After shunning him for 5 years, Cho Seong-jin embraces Chopin once again
Korea’s star pianist Cho Seong-jin recently released his first Chopin album in five years, and to promote it, he'll be kicking off a national tour from Saturday, which will stop in seven cities.
Many of his fans have been wondering why Cho, who became a star pianist overnight after winning the International Chopin Piano Competition in 2015, has not released a single album related to the Polish composer for the past five years.
The first album Cho released after signing an exclusive contract in early 2016 with prestigious classical music label Deutsche Grammophone was Chopin’s “Piano Concerto No. 1,” which was released in November that year. However, none of the albums he's released since then have included any works by Chopin. He’s recorded Debussy, Mozart, Schubert, Liszt, as well as an album with German tenor Matthias Goerne, which contains songs by Wagner, Pfitzner and Strauss.
Was he tired of Chopin after giving his everything to the competition in 2015?
“Honestly, the competition was a turning point in my life. But at the same time, it was a horrible moment for me that I don't want to experience again," he said, adding that he wishes all the best to the participants of the upcoming competition, which will be held next month for the first time since 2015. The competition is held every five years but last year’s edition was canceled because of Covid-19.
“I think I consciously avoided recording Chopin since the first album,” Cho said during a press conference held Friday at the Seoul Arts Center in southern Seoul. “Winners of the International Chopin Piano Competition like myself are blessed with many opportunities but at the same time, they can be easily imprinted on people’s minds as a ‘Chopin specialist.’”
“So I consciously performed and recorded other composers,” Cho added. “It’s been five years now [since the last Chopin recording] so I thought the time was alright for me to record one now.”
Cho’s latest Chopin album consists of the composer’s “Concerto for Piano and Orchestra No. 2 in F minor” — “just because my first album had No. 1.” The new album also includes "Scherzo Nos. 1 to 4.”
“I personally like Chopin’s ‘Concerto for Piano and Orchestra No. 2’ more than No. 1. I think the second movement in No. 2 is the most beautiful piece written by Chopin. It’s so beautiful.”
Cho's first stop on the tour will be Jeonju on Saturday, followed by Daegu on Sunday.

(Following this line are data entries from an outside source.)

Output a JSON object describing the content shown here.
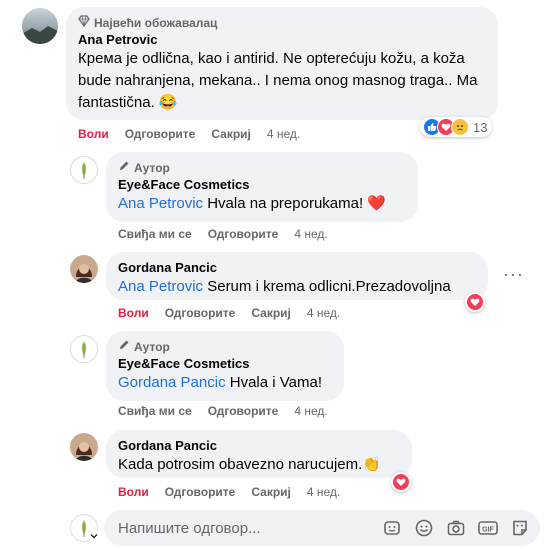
{
  "comments": [
    {
      "badge": "Највећи обожавалац",
      "author": "Ana Petrovic",
      "text": "Крема је odlična, kao i antirid. Ne opterećuju kožu, a koža bude nahranjena, mekana.. I nema onog masnog traga.. Ma fantastična. 😂",
      "actions": {
        "like": "Воли",
        "reply": "Одговорите",
        "share": "Сакриј",
        "time": "4 нед."
      },
      "reactions_count": "13"
    },
    {
      "badge": "Аутор",
      "author": "Eye&Face Cosmetics",
      "mention": "Ana Petrovic",
      "text": "Hvala na preporukama! ❤️",
      "actions": {
        "like": "Свиђа ми се",
        "reply": "Одговорите",
        "time": "4 нед."
      }
    },
    {
      "author": "Gordana Pancic",
      "mention": "Ana Petrovic",
      "text": "Serum i krema odlicni.Prezadovoljna",
      "actions": {
        "like": "Воли",
        "reply": "Одговорите",
        "share": "Сакриј",
        "time": "4 нед."
      }
    },
    {
      "badge": "Аутор",
      "author": "Eye&Face Cosmetics",
      "mention": "Gordana Pancic",
      "text": "Hvala i Vama!",
      "actions": {
        "like": "Свиђа ми се",
        "reply": "Одговорите",
        "time": "4 нед."
      }
    },
    {
      "author": "Gordana Pancic",
      "text": "Kada potrosim obavezno narucujem.👏",
      "actions": {
        "like": "Воли",
        "reply": "Одговорите",
        "share": "Сакриј",
        "time": "4 нед."
      }
    }
  ],
  "reply_box": {
    "placeholder": "Напишите одговор..."
  },
  "colors": {
    "mention": "#216fdb",
    "liked": "#e41e3f",
    "bubble": "#f0f2f5",
    "muted": "#65676b"
  },
  "icons": [
    "diamond-icon",
    "pencil-icon",
    "like-reaction-icon",
    "love-reaction-icon",
    "sad-reaction-icon",
    "more-options-icon",
    "sticker-icon",
    "emoji-icon",
    "camera-icon",
    "gif-icon",
    "sticker-face-icon"
  ]
}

His Seoul concert at the Seoul Arts Center will be held on Sept. 7. After touring the other cities part of the nationwide tour, he’ll be back at the Seoul Arts Center on Sept. 18, a date which was added after the tickets for his Seoul concert, and most of the concerts in other cities, sold out.
The final “Encore Concert” will also be streamed live, for those who couldn’t manage to get their hands on a ticket. Tickets for the online concert cost 10,000 won ($8.60).
Before the press conference came to an end, Cho said he wanted to express his appreciation to his fans.
“I always knew this but realized it more clearly as I experience the pandemic and canceled concerts — holding live concerts with audience members is so important for me,” he said. “I receive so much energy from them that they are indispensable for me.”
Cho said he also wants to reassure his fans, who may be concerned that he's going to pursue a career in conducting after witnessing him on a podium with a baton for the first time at the Tongyeong International Music Festival in 2019.
“Please do not be worried,” he said. “That was my first and last time conducting. I’ll just focus on my piano performances from now on as I’ve realized that I have no talent in that field.”
BY YIM SEUNG-HYE [email@example.com]